* WHAT THE TASK REQUIRES
Set down the whole listing below exactly. The pictures stay out.

::::::::

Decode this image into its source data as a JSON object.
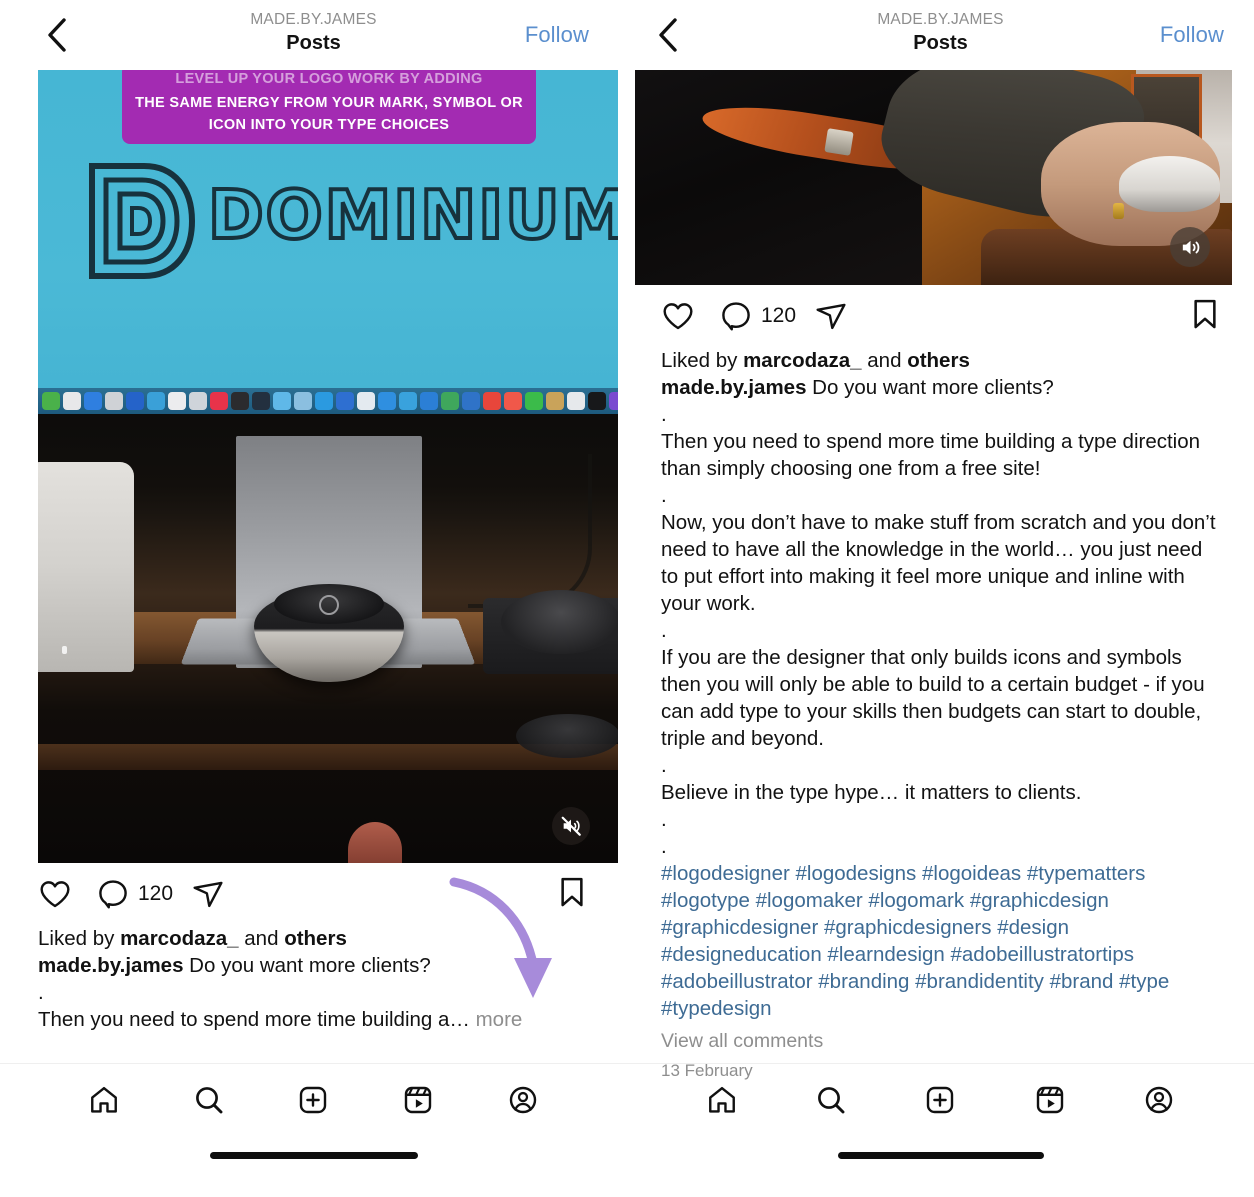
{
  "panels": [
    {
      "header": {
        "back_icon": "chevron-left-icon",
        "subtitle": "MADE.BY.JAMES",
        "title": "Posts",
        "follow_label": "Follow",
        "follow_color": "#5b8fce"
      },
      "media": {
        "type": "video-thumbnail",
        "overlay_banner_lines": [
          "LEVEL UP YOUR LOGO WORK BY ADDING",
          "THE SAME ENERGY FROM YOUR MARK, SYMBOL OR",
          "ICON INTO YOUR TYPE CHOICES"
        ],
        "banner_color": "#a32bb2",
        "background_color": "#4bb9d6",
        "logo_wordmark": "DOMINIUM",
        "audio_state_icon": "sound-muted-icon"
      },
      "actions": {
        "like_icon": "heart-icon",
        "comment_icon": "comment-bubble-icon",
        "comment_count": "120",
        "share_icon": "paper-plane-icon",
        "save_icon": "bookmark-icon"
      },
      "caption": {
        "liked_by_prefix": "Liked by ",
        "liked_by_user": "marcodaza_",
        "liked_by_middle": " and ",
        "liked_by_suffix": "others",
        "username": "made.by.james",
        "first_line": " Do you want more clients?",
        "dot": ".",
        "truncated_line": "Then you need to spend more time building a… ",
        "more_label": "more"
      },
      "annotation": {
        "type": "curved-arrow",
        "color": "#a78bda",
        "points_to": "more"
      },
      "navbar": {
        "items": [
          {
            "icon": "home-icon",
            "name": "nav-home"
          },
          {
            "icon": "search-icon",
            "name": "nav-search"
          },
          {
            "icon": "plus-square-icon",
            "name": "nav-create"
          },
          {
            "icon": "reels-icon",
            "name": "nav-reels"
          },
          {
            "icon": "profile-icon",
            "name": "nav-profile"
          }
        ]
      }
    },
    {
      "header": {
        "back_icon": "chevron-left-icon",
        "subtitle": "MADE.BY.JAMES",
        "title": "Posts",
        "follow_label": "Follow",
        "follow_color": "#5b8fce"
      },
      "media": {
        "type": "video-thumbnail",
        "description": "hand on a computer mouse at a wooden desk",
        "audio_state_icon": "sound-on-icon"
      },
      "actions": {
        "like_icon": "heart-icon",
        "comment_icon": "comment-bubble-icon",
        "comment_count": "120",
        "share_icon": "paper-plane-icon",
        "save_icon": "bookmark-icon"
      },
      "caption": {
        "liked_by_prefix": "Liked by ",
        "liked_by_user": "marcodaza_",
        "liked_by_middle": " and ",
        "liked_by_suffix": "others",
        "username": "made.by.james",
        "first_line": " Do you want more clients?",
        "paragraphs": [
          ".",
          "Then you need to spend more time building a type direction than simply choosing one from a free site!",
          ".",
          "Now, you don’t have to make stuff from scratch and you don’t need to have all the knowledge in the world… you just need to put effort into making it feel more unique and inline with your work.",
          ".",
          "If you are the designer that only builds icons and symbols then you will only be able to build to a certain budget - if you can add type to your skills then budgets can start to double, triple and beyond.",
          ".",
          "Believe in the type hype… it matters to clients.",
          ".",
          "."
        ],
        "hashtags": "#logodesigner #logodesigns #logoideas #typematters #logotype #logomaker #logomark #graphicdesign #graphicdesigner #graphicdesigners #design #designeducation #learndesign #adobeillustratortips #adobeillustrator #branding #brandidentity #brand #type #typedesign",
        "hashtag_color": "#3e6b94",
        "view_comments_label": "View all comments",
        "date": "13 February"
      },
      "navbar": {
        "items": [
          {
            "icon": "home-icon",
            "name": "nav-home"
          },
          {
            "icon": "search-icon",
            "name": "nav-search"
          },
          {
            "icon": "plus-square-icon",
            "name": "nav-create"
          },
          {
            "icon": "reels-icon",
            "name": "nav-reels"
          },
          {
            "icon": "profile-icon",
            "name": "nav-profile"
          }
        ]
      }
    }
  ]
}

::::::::

* SOLUTION
Decode this image into its source data as a JSON object.
{
  "panels": [
    {
      "header": {
        "back_icon": "chevron-left-icon",
        "subtitle": "MADE.BY.JAMES",
        "title": "Posts",
        "follow_label": "Follow",
        "follow_color": "#5b8fce"
      },
      "media": {
        "type": "video-thumbnail",
        "overlay_banner_lines": [
          "LEVEL UP YOUR LOGO WORK BY ADDING",
          "THE SAME ENERGY FROM YOUR MARK, SYMBOL OR",
          "ICON INTO YOUR TYPE CHOICES"
        ],
        "banner_color": "#a32bb2",
        "background_color": "#4bb9d6",
        "logo_wordmark": "DOMINIUM",
        "audio_state_icon": "sound-muted-icon"
      },
      "actions": {
        "like_icon": "heart-icon",
        "comment_icon": "comment-bubble-icon",
        "comment_count": "120",
        "share_icon": "paper-plane-icon",
        "save_icon": "bookmark-icon"
      },
      "caption": {
        "liked_by_prefix": "Liked by ",
        "liked_by_user": "marcodaza_",
        "liked_by_middle": " and ",
        "liked_by_suffix": "others",
        "username": "made.by.james",
        "first_line": " Do you want more clients?",
        "dot": ".",
        "truncated_line": "Then you need to spend more time building a… ",
        "more_label": "more"
      },
      "annotation": {
        "type": "curved-arrow",
        "color": "#a78bda",
        "points_to": "more"
      },
      "navbar": {
        "items": [
          {
            "icon": "home-icon",
            "name": "nav-home"
          },
          {
            "icon": "search-icon",
            "name": "nav-search"
          },
          {
            "icon": "plus-square-icon",
            "name": "nav-create"
          },
          {
            "icon": "reels-icon",
            "name": "nav-reels"
          },
          {
            "icon": "profile-icon",
            "name": "nav-profile"
          }
        ]
      }
    },
    {
      "header": {
        "back_icon": "chevron-left-icon",
        "subtitle": "MADE.BY.JAMES",
        "title": "Posts",
        "follow_label": "Follow",
        "follow_color": "#5b8fce"
      },
      "media": {
        "type": "video-thumbnail",
        "description": "hand on a computer mouse at a wooden desk",
        "audio_state_icon": "sound-on-icon"
      },
      "actions": {
        "like_icon": "heart-icon",
        "comment_icon": "comment-bubble-icon",
        "comment_count": "120",
        "share_icon": "paper-plane-icon",
        "save_icon": "bookmark-icon"
      },
      "caption": {
        "liked_by_prefix": "Liked by ",
        "liked_by_user": "marcodaza_",
        "liked_by_middle": " and ",
        "liked_by_suffix": "others",
        "username": "made.by.james",
        "first_line": " Do you want more clients?",
        "paragraphs": [
          ".",
          "Then you need to spend more time building a type direction than simply choosing one from a free site!",
          ".",
          "Now, you don’t have to make stuff from scratch and you don’t need to have all the knowledge in the world… you just need to put effort into making it feel more unique and inline with your work.",
          ".",
          "If you are the designer that only builds icons and symbols then you will only be able to build to a certain budget - if you can add type to your skills then budgets can start to double, triple and beyond.",
          ".",
          "Believe in the type hype… it matters to clients.",
          ".",
          "."
        ],
        "hashtags": "#logodesigner #logodesigns #logoideas #typematters #logotype #logomaker #logomark #graphicdesign #graphicdesigner #graphicdesigners #design #designeducation #learndesign #adobeillustratortips #adobeillustrator #branding #brandidentity #brand #type #typedesign",
        "hashtag_color": "#3e6b94",
        "view_comments_label": "View all comments",
        "date": "13 February"
      },
      "navbar": {
        "items": [
          {
            "icon": "home-icon",
            "name": "nav-home"
          },
          {
            "icon": "search-icon",
            "name": "nav-search"
          },
          {
            "icon": "plus-square-icon",
            "name": "nav-create"
          },
          {
            "icon": "reels-icon",
            "name": "nav-reels"
          },
          {
            "icon": "profile-icon",
            "name": "nav-profile"
          }
        ]
      }
    }
  ]
}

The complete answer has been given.